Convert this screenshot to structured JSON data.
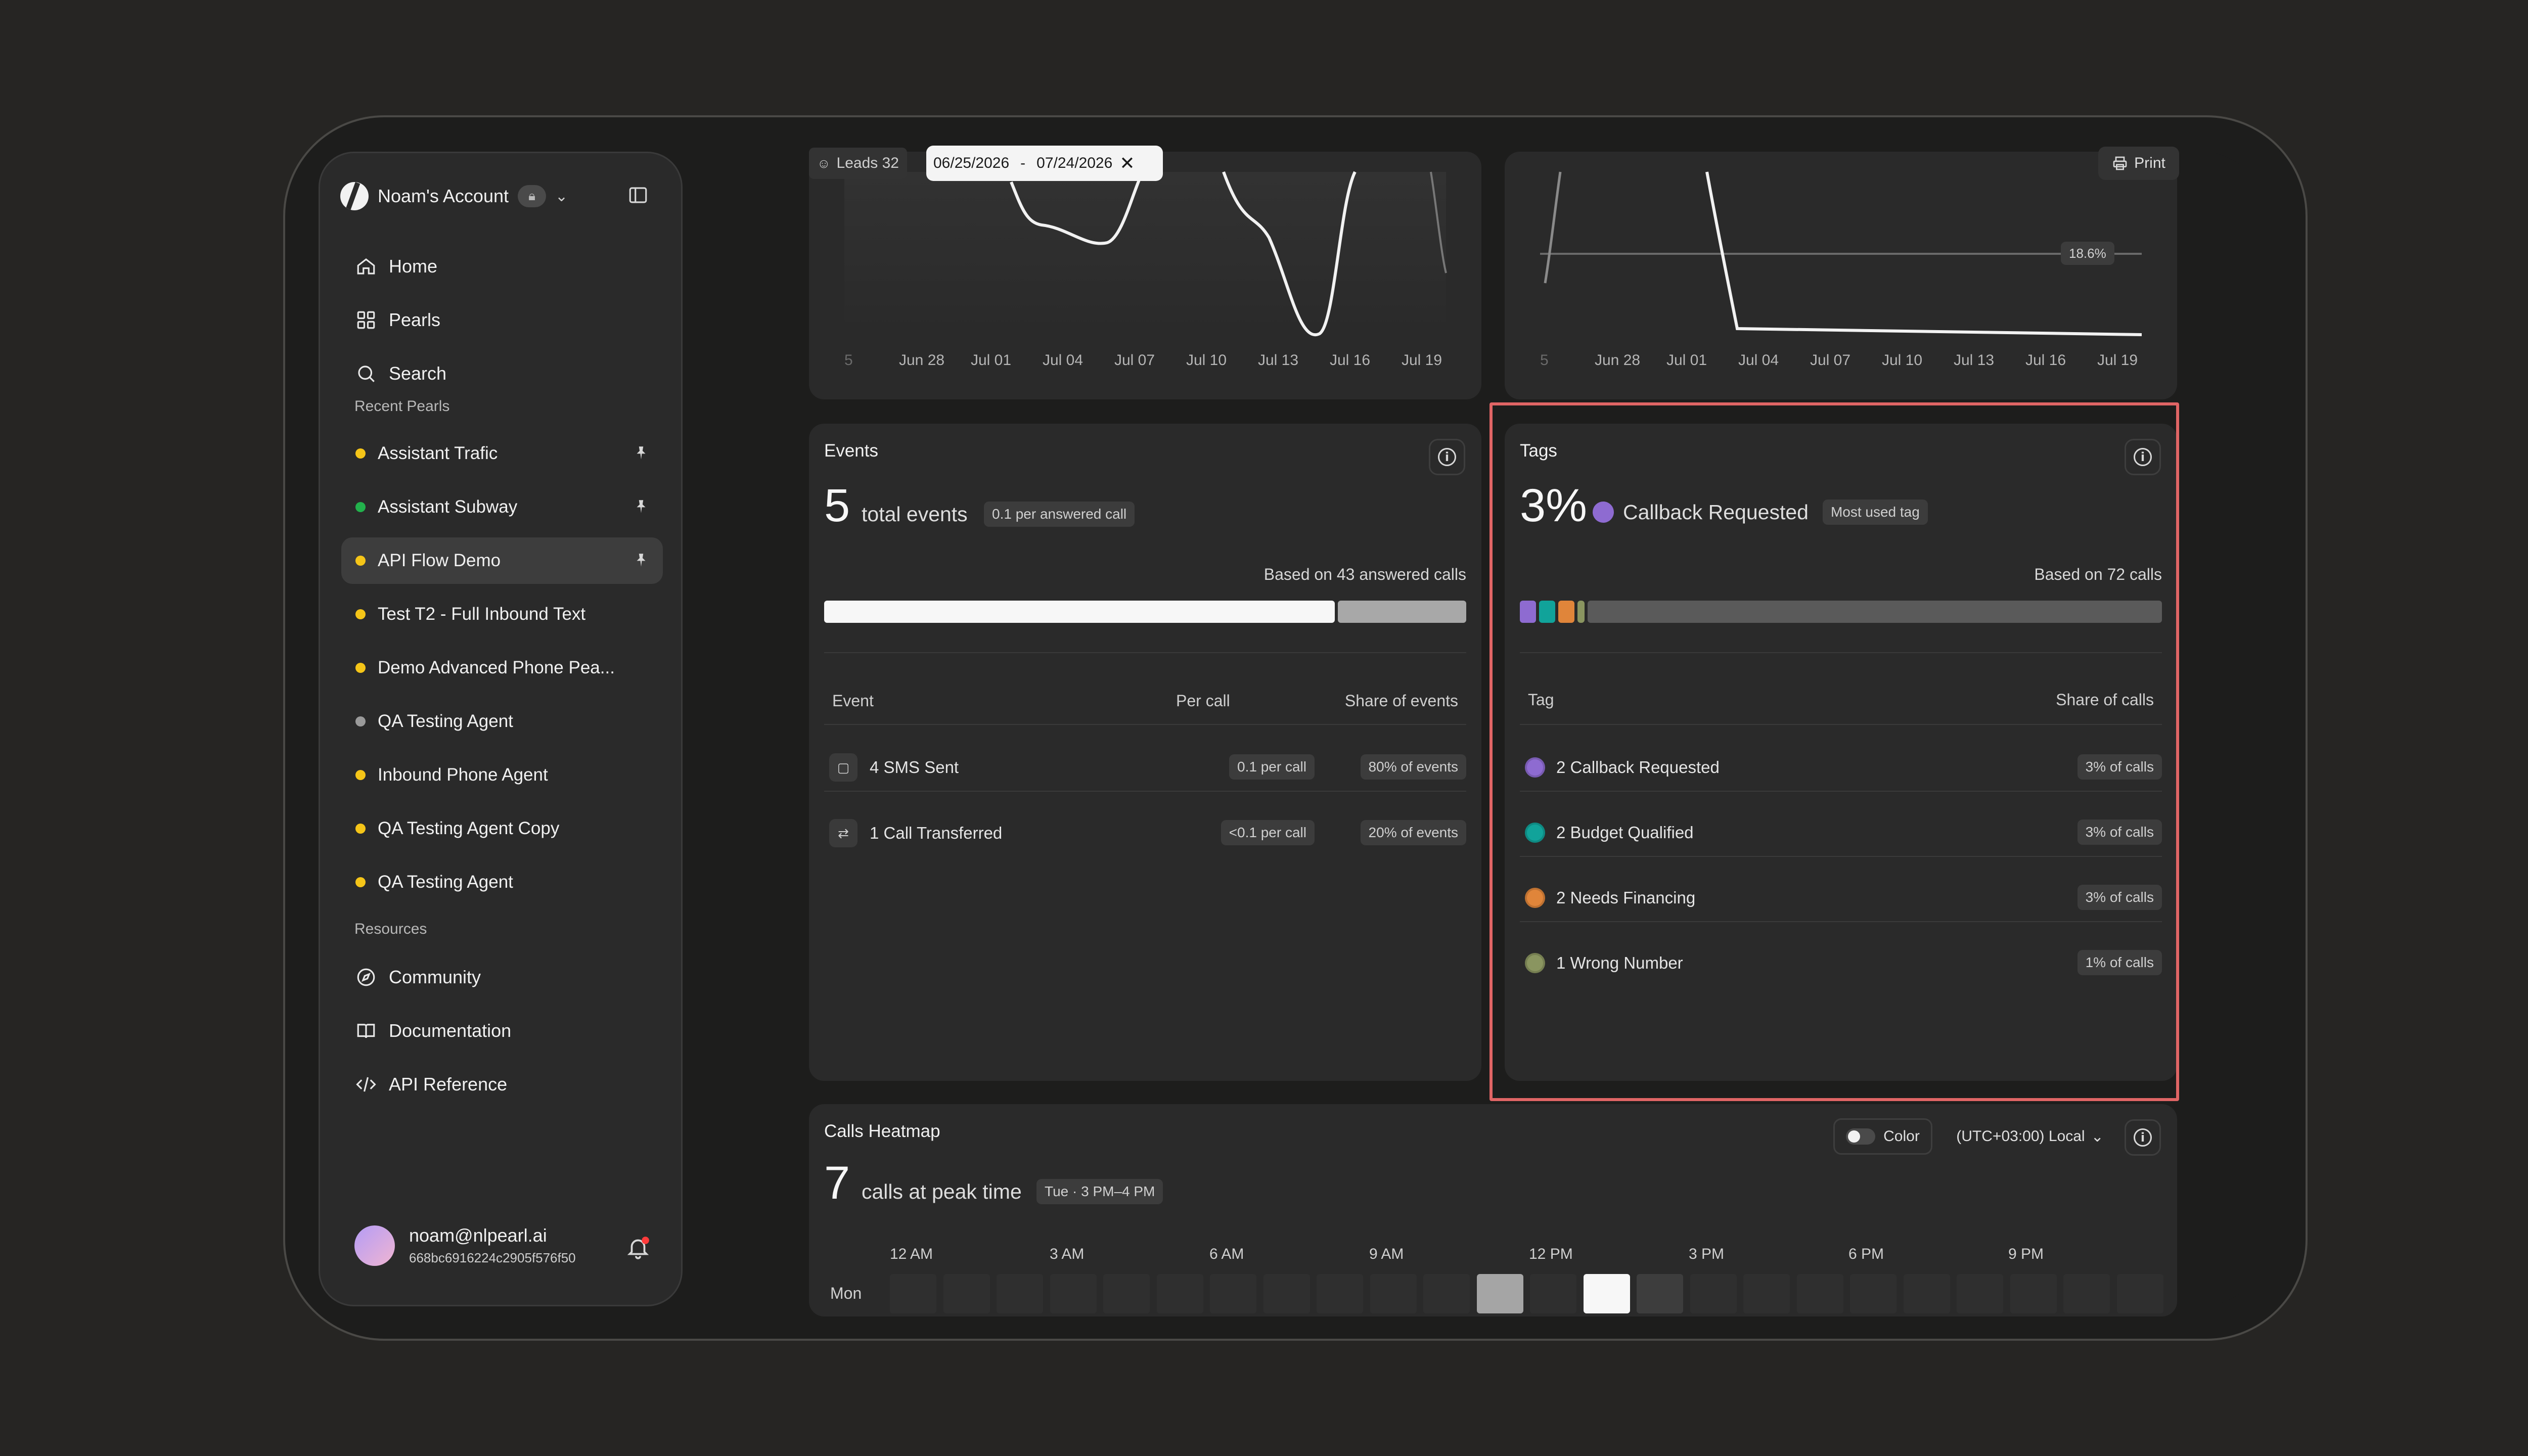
{
  "sidebar": {
    "account_name": "Noam's Account",
    "nav": [
      {
        "label": "Home",
        "icon": "home-icon"
      },
      {
        "label": "Pearls",
        "icon": "grid-icon"
      },
      {
        "label": "Search",
        "icon": "search-icon"
      }
    ],
    "recent_label": "Recent Pearls",
    "pearls": [
      {
        "label": "Assistant Trafic",
        "color": "#f5c518",
        "pinned": true
      },
      {
        "label": "Assistant Subway",
        "color": "#22b14c",
        "pinned": true
      },
      {
        "label": "API Flow Demo",
        "color": "#f5c518",
        "pinned": true,
        "active": true
      },
      {
        "label": "Test T2 - Full Inbound Text",
        "color": "#f5c518"
      },
      {
        "label": "Demo Advanced Phone Pea...",
        "color": "#f5c518"
      },
      {
        "label": "QA Testing Agent",
        "color": "#9a9a9a"
      },
      {
        "label": "Inbound Phone Agent",
        "color": "#f5c518"
      },
      {
        "label": "QA Testing Agent Copy",
        "color": "#f5c518"
      },
      {
        "label": "QA Testing Agent",
        "color": "#f5c518"
      }
    ],
    "resources_label": "Resources",
    "resources": [
      {
        "label": "Community",
        "icon": "compass-icon"
      },
      {
        "label": "Documentation",
        "icon": "book-icon"
      },
      {
        "label": "API Reference",
        "icon": "code-icon"
      }
    ],
    "user": {
      "email": "noam@nlpearl.ai",
      "id": "668bc6916224c2905f576f50"
    }
  },
  "toolbar": {
    "leads_label": "Leads 32",
    "date_start": "06/25/2026",
    "date_sep": "-",
    "date_end": "07/24/2026",
    "print_label": "Print"
  },
  "charts": {
    "left_ticks": [
      "5",
      "Jun 28",
      "Jul 01",
      "Jul 04",
      "Jul 07",
      "Jul 10",
      "Jul 13",
      "Jul 16",
      "Jul 19"
    ],
    "right_ticks": [
      "5",
      "Jun 28",
      "Jul 01",
      "Jul 04",
      "Jul 07",
      "Jul 10",
      "Jul 13",
      "Jul 16",
      "Jul 19"
    ],
    "right_ref_label": "18.6%"
  },
  "events": {
    "title": "Events",
    "total": "5",
    "total_label": "total events",
    "per_call_pill": "0.1 per answered call",
    "based_on": "Based on 43 answered calls",
    "bar_share": 0.8,
    "headers": {
      "event": "Event",
      "per_call": "Per call",
      "share": "Share of events"
    },
    "rows": [
      {
        "label": "4 SMS Sent",
        "per_call": "0.1 per call",
        "share": "80% of events",
        "icon": "message-icon"
      },
      {
        "label": "1 Call Transferred",
        "per_call": "<0.1 per call",
        "share": "20% of events",
        "icon": "transfer-icon"
      }
    ]
  },
  "tags": {
    "title": "Tags",
    "percent": "3%",
    "top_tag": "Callback Requested",
    "top_tag_color": "#8e6bd1",
    "most_used_pill": "Most used tag",
    "based_on": "Based on 72 calls",
    "headers": {
      "tag": "Tag",
      "share": "Share of calls"
    },
    "rows": [
      {
        "label": "2 Callback Requested",
        "share": "3% of calls",
        "color": "#8e6bd1"
      },
      {
        "label": "2 Budget Qualified",
        "share": "3% of calls",
        "color": "#11a39a"
      },
      {
        "label": "2 Needs Financing",
        "share": "3% of calls",
        "color": "#e0853a"
      },
      {
        "label": "1 Wrong Number",
        "share": "1% of calls",
        "color": "#8a9560"
      }
    ]
  },
  "heatmap": {
    "title": "Calls Heatmap",
    "color_toggle_label": "Color",
    "timezone": "(UTC+03:00) Local",
    "peak_value": "7",
    "peak_label": "calls at peak time",
    "peak_pill": "Tue · 3 PM–4 PM",
    "hours": [
      "12 AM",
      "3 AM",
      "6 AM",
      "9 AM",
      "12 PM",
      "3 PM",
      "6 PM",
      "9 PM"
    ],
    "row_label": "Mon",
    "mon_levels": [
      0,
      0,
      0,
      0,
      0,
      0,
      0,
      0,
      0,
      0,
      0,
      0.6,
      0,
      1,
      0.1,
      0,
      0,
      0,
      0,
      0,
      0,
      0,
      0,
      0
    ]
  }
}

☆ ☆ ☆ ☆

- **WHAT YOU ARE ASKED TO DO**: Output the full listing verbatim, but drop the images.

- **TASK ANSWER**:
Convert this screenshot to structured JSON data.
{
  "sidebar": {
    "account_name": "Noam's Account",
    "nav": [
      {
        "label": "Home",
        "icon": "home-icon"
      },
      {
        "label": "Pearls",
        "icon": "grid-icon"
      },
      {
        "label": "Search",
        "icon": "search-icon"
      }
    ],
    "recent_label": "Recent Pearls",
    "pearls": [
      {
        "label": "Assistant Trafic",
        "color": "#f5c518",
        "pinned": true
      },
      {
        "label": "Assistant Subway",
        "color": "#22b14c",
        "pinned": true
      },
      {
        "label": "API Flow Demo",
        "color": "#f5c518",
        "pinned": true,
        "active": true
      },
      {
        "label": "Test T2 - Full Inbound Text",
        "color": "#f5c518"
      },
      {
        "label": "Demo Advanced Phone Pea...",
        "color": "#f5c518"
      },
      {
        "label": "QA Testing Agent",
        "color": "#9a9a9a"
      },
      {
        "label": "Inbound Phone Agent",
        "color": "#f5c518"
      },
      {
        "label": "QA Testing Agent Copy",
        "color": "#f5c518"
      },
      {
        "label": "QA Testing Agent",
        "color": "#f5c518"
      }
    ],
    "resources_label": "Resources",
    "resources": [
      {
        "label": "Community",
        "icon": "compass-icon"
      },
      {
        "label": "Documentation",
        "icon": "book-icon"
      },
      {
        "label": "API Reference",
        "icon": "code-icon"
      }
    ],
    "user": {
      "email": "noam@nlpearl.ai",
      "id": "668bc6916224c2905f576f50"
    }
  },
  "toolbar": {
    "leads_label": "Leads 32",
    "date_start": "06/25/2026",
    "date_sep": "-",
    "date_end": "07/24/2026",
    "print_label": "Print"
  },
  "charts": {
    "left_ticks": [
      "5",
      "Jun 28",
      "Jul 01",
      "Jul 04",
      "Jul 07",
      "Jul 10",
      "Jul 13",
      "Jul 16",
      "Jul 19"
    ],
    "right_ticks": [
      "5",
      "Jun 28",
      "Jul 01",
      "Jul 04",
      "Jul 07",
      "Jul 10",
      "Jul 13",
      "Jul 16",
      "Jul 19"
    ],
    "right_ref_label": "18.6%"
  },
  "events": {
    "title": "Events",
    "total": "5",
    "total_label": "total events",
    "per_call_pill": "0.1 per answered call",
    "based_on": "Based on 43 answered calls",
    "bar_share": 0.8,
    "headers": {
      "event": "Event",
      "per_call": "Per call",
      "share": "Share of events"
    },
    "rows": [
      {
        "label": "4 SMS Sent",
        "per_call": "0.1 per call",
        "share": "80% of events",
        "icon": "message-icon"
      },
      {
        "label": "1 Call Transferred",
        "per_call": "<0.1 per call",
        "share": "20% of events",
        "icon": "transfer-icon"
      }
    ]
  },
  "tags": {
    "title": "Tags",
    "percent": "3%",
    "top_tag": "Callback Requested",
    "top_tag_color": "#8e6bd1",
    "most_used_pill": "Most used tag",
    "based_on": "Based on 72 calls",
    "headers": {
      "tag": "Tag",
      "share": "Share of calls"
    },
    "rows": [
      {
        "label": "2 Callback Requested",
        "share": "3% of calls",
        "color": "#8e6bd1"
      },
      {
        "label": "2 Budget Qualified",
        "share": "3% of calls",
        "color": "#11a39a"
      },
      {
        "label": "2 Needs Financing",
        "share": "3% of calls",
        "color": "#e0853a"
      },
      {
        "label": "1 Wrong Number",
        "share": "1% of calls",
        "color": "#8a9560"
      }
    ]
  },
  "heatmap": {
    "title": "Calls Heatmap",
    "color_toggle_label": "Color",
    "timezone": "(UTC+03:00) Local",
    "peak_value": "7",
    "peak_label": "calls at peak time",
    "peak_pill": "Tue · 3 PM–4 PM",
    "hours": [
      "12 AM",
      "3 AM",
      "6 AM",
      "9 AM",
      "12 PM",
      "3 PM",
      "6 PM",
      "9 PM"
    ],
    "row_label": "Mon",
    "mon_levels": [
      0,
      0,
      0,
      0,
      0,
      0,
      0,
      0,
      0,
      0,
      0,
      0.6,
      0,
      1,
      0.1,
      0,
      0,
      0,
      0,
      0,
      0,
      0,
      0,
      0
    ]
  }
}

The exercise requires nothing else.